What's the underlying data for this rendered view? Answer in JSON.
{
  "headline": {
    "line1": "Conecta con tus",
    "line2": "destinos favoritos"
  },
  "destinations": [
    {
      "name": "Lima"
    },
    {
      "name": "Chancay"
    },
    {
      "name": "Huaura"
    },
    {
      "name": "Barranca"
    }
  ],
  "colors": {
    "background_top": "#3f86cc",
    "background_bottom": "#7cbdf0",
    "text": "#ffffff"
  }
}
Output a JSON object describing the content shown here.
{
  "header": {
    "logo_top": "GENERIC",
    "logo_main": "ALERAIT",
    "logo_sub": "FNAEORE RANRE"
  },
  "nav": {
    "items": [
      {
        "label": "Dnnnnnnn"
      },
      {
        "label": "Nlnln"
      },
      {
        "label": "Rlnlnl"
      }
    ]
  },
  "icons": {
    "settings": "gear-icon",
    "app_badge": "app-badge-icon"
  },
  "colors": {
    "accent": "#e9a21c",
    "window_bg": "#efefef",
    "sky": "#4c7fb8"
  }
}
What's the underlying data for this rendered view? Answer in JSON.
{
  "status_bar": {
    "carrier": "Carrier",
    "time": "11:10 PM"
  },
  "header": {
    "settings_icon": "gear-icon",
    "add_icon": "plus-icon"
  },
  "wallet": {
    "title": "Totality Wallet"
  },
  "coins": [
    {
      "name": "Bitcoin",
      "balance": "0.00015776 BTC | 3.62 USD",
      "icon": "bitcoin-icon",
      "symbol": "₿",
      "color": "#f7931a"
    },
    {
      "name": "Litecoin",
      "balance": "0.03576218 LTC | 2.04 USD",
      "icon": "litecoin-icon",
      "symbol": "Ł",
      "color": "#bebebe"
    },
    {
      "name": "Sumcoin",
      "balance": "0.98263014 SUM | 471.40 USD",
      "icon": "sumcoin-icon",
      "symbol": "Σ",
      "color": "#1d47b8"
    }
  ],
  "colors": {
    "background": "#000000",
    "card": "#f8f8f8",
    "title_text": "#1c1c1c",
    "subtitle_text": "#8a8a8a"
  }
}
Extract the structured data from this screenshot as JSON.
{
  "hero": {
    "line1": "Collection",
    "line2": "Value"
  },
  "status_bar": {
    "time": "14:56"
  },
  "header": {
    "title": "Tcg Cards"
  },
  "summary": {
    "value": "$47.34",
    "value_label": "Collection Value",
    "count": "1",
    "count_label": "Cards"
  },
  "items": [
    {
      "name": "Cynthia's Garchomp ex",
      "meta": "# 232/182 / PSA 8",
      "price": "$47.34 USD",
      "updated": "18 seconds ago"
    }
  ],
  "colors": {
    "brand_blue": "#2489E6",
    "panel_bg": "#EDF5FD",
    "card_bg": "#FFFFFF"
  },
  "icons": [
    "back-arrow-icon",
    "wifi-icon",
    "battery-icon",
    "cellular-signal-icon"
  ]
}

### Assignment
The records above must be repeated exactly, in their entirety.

### Answer section
What's the underlying data for this rendered view? Answer in JSON.
{
  "headline": {
    "line1": "Conecta con tus",
    "line2": "destinos favoritos"
  },
  "destinations": [
    {
      "name": "Lima"
    },
    {
      "name": "Chancay"
    },
    {
      "name": "Huaura"
    },
    {
      "name": "Barranca"
    }
  ],
  "colors": {
    "background_top": "#3f86cc",
    "background_bottom": "#7cbdf0",
    "text": "#ffffff"
  }
}
Output a JSON object describing the content shown here.
{
  "header": {
    "logo_top": "GENERIC",
    "logo_main": "ALERAIT",
    "logo_sub": "FNAEORE RANRE"
  },
  "nav": {
    "items": [
      {
        "label": "Dnnnnnnn"
      },
      {
        "label": "Nlnln"
      },
      {
        "label": "Rlnlnl"
      }
    ]
  },
  "icons": {
    "settings": "gear-icon",
    "app_badge": "app-badge-icon"
  },
  "colors": {
    "accent": "#e9a21c",
    "window_bg": "#efefef",
    "sky": "#4c7fb8"
  }
}
What's the underlying data for this rendered view? Answer in JSON.
{
  "status_bar": {
    "carrier": "Carrier",
    "time": "11:10 PM"
  },
  "header": {
    "settings_icon": "gear-icon",
    "add_icon": "plus-icon"
  },
  "wallet": {
    "title": "Totality Wallet"
  },
  "coins": [
    {
      "name": "Bitcoin",
      "balance": "0.00015776 BTC | 3.62 USD",
      "icon": "bitcoin-icon",
      "symbol": "₿",
      "color": "#f7931a"
    },
    {
      "name": "Litecoin",
      "balance": "0.03576218 LTC | 2.04 USD",
      "icon": "litecoin-icon",
      "symbol": "Ł",
      "color": "#bebebe"
    },
    {
      "name": "Sumcoin",
      "balance": "0.98263014 SUM | 471.40 USD",
      "icon": "sumcoin-icon",
      "symbol": "Σ",
      "color": "#1d47b8"
    }
  ],
  "colors": {
    "background": "#000000",
    "card": "#f8f8f8",
    "title_text": "#1c1c1c",
    "subtitle_text": "#8a8a8a"
  }
}
Extract the structured data from this screenshot as JSON.
{
  "hero": {
    "line1": "Collection",
    "line2": "Value"
  },
  "status_bar": {
    "time": "14:56"
  },
  "header": {
    "title": "Tcg Cards"
  },
  "summary": {
    "value": "$47.34",
    "value_label": "Collection Value",
    "count": "1",
    "count_label": "Cards"
  },
  "items": [
    {
      "name": "Cynthia's Garchomp ex",
      "meta": "# 232/182 / PSA 8",
      "price": "$47.34 USD",
      "updated": "18 seconds ago"
    }
  ],
  "colors": {
    "brand_blue": "#2489E6",
    "panel_bg": "#EDF5FD",
    "card_bg": "#FFFFFF"
  },
  "icons": [
    "back-arrow-icon",
    "wifi-icon",
    "battery-icon",
    "cellular-signal-icon"
  ]
}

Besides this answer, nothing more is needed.